Also Known For : Civil Rights Activist, Women's Rights Activist, Nurse
Birth Place : Dorchester, Massachusetts, United States of America
Died On : January 4, 1926
Zodiac Sign : Taurus
Mary Mahoney Biography, Life, Interesting Facts
Mary Eliza Mahoney was born on May 7, 1845, in Dorchester, Massachusetts, United States of America. Both her parents, Charles and Mary Jane Stewart Mahoney, were freed, slaves.
They moved to Boston from their original residence in North Carolina before the Civil War to protect themselves from persecution on racial grounds. Eldest of two children of her parents, she grew up in Boston.
With time, Mahoney developed a passion for the profession of nursing. She attended the Phillips School in Boston from the age of ten and studied there from first to fourth grade. Phillips School is one of the first integrated schools in Boston and is also a valued place of learning for its high standard. Mahoney learned the value of morality and humanity from the teachings of the Phillips School along with the regular subjects of English, Arithmetic, and History, etc.
The lessons she learned from her Alma Mater influenced her early inclination to the field of nursing. Besides, the horrific spectacle of the wounded soldiers during the Civil War also had a deep impact on her to pursue nursing as a career option.
Mary Eliza Mahoney began working at the New England Hospital for Women and Children, Boston, at the age of eighteen. In her initial days, she worked in the hospital as a combined hand. Her works involved cooking, washing, assisting a nurse, and every other type of menial jobs. This went on for fifteen years. Thereafter, in 1878, at the age of 33, she received an opportunity to join a 16-month nursing program offered by the hospital.
Gleefully grabbing the golden opportunity, Mahoney completed the training and graduated as a registered nurse in 1879. In the process, she also became the first African-American to be a registered nurse after due completion of the nurse’s training program. She was among the four deserving trainees who could complete the training out of the 42 originally enrolled for the grueling program.

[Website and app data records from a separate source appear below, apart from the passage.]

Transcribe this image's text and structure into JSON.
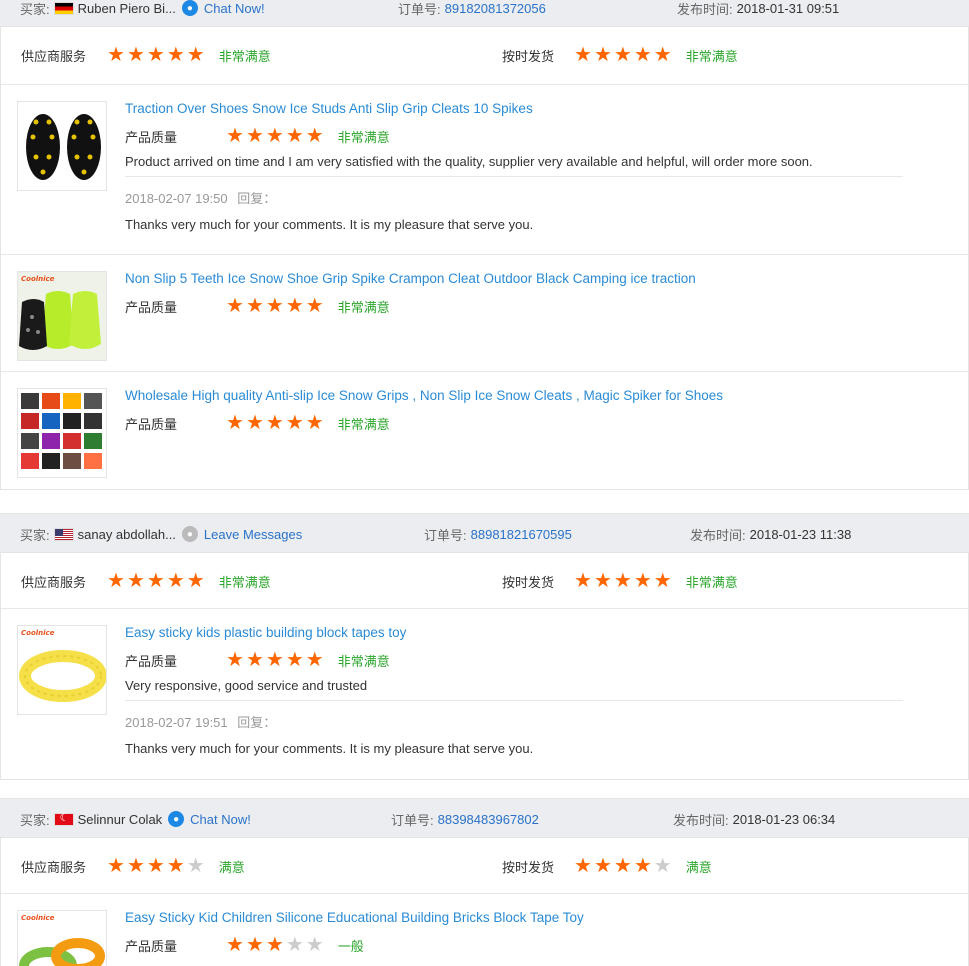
{
  "labels": {
    "buyer": "买家:",
    "order_no": "订单号:",
    "publish_time": "发布时间:",
    "supplier_service": "供应商服务",
    "on_time_shipping": "按时发货",
    "product_quality": "产品质量",
    "reply": "回复："
  },
  "colors": {
    "star_on": "#ff6600",
    "star_off": "#cccccc",
    "satisfied": "#2aa52a",
    "link": "#2a72c9",
    "header_bg": "#ebedf0"
  },
  "orders": [
    {
      "buyer": "Ruben Piero Bi...",
      "flag": "de",
      "chat_label": "Chat Now!",
      "chat_icon": "chat-online-icon",
      "order_no": "89182081372056",
      "time": "2018-01-31 09:51",
      "supplier_rating": 5,
      "supplier_text": "非常满意",
      "shipping_rating": 5,
      "shipping_text": "非常满意",
      "products": [
        {
          "title": "Traction Over Shoes Snow Ice Studs Anti Slip Grip Cleats 10 Spikes",
          "rating": 5,
          "rating_text": "非常满意",
          "comment": "Product arrived on time and I am very satisfied with the quality, supplier very available and helpful, will order more soon.",
          "reply_time": "2018-02-07 19:50",
          "reply_text": "Thanks very much for your comments. It is my pleasure that serve you."
        },
        {
          "title": "Non Slip 5 Teeth Ice Snow Shoe Grip Spike Crampon Cleat Outdoor Black Camping ice traction",
          "rating": 5,
          "rating_text": "非常满意",
          "brand": "Coolnice"
        },
        {
          "title": "Wholesale High quality Anti-slip Ice Snow Grips , Non Slip Ice Snow Cleats , Magic Spiker for Shoes",
          "rating": 5,
          "rating_text": "非常满意"
        }
      ]
    },
    {
      "buyer": "sanay abdollah...",
      "flag": "us",
      "chat_label": "Leave Messages",
      "chat_icon": "chat-offline-icon",
      "order_no": "88981821670595",
      "time": "2018-01-23 11:38",
      "supplier_rating": 5,
      "supplier_text": "非常满意",
      "shipping_rating": 5,
      "shipping_text": "非常满意",
      "products": [
        {
          "title": "Easy sticky kids plastic building block tapes toy",
          "rating": 5,
          "rating_text": "非常满意",
          "brand": "Coolnice",
          "comment": "Very responsive, good service and trusted",
          "reply_time": "2018-02-07 19:51",
          "reply_text": "Thanks very much for your comments. It is my pleasure that serve you."
        }
      ]
    },
    {
      "buyer": "Selinnur Colak",
      "flag": "tr",
      "chat_label": "Chat Now!",
      "chat_icon": "chat-online-icon",
      "order_no": "88398483967802",
      "time": "2018-01-23 06:34",
      "supplier_rating": 4,
      "supplier_text": "满意",
      "shipping_rating": 4,
      "shipping_text": "满意",
      "products": [
        {
          "title": "Easy Sticky Kid Children Silicone Educational Building Bricks Block Tape Toy",
          "rating": 3,
          "rating_text": "一般",
          "brand": "Coolnice"
        }
      ]
    }
  ]
}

Mahoney’s nursing career spread across the next 40 years earned her a distinguished reputation. Working as a private care nurse, she took care of mostly the new mothers and new-borns belonging to the white, affluent families. With occasional travel to other states, her nursing career mainly remained confined inside the state of New Jersey. Her untiring efforts and professionalism, coupled with unmatched skill and preparedness, made her a name to reckon with in the professional nursing circuit.
Throughout her distinguished career, she set very high nursing standards for herself. This changed the mindset of the people in general towards the nursing profession. She strived hard to remove racial discrimination in her field of work and became successful in her efforts as well.
In 1911, she became the director of the Howard Colored Orphan Asylum for Black children situated in Kings Park, Long Island, New York. Thereafter, she served the post until 1912. Mahoney was one of the first Black members of the American Nurses Association. She was also a member of the newly founded National Association of Colored Graduate Nurses.
Awards And Recognitions
Mary Eliza Mahoney was inducted into the ANA’s Nursing Hall of Fame in 1976.
In 1993, she also received induction into the National Women’s Hall of Fame.
In 1936, the National Association of Colored Graduate Nurses established the Mary Mahoney Award in recognition of her contribution to the field of nursing irrespective of any racial discrimination.
Mary Eliza Mahoney had a speculated brief romantic affair with an unknown doctor during her early twenties. The engagement did not last long and left an indelible emotional scar on Mahoney’s mind. She never married and spent the rest of her life catering to the needs of her patients. She was also a strong advocate for women’s equality and spoke vociferously for their rights.
The ratification of the 19th amendment granting women’s suffrage took place on August 26, 1920. She was among the first women to register her vote in Boston following the ratification.
In 1923, she was diagnosed with breast cancer. On January 4, 1926, Mary Eliza Mahoney passed away after battling cancer for three years. Her mortal remains were buried in Woodlawn Cemetery in Everett, Massachusetts.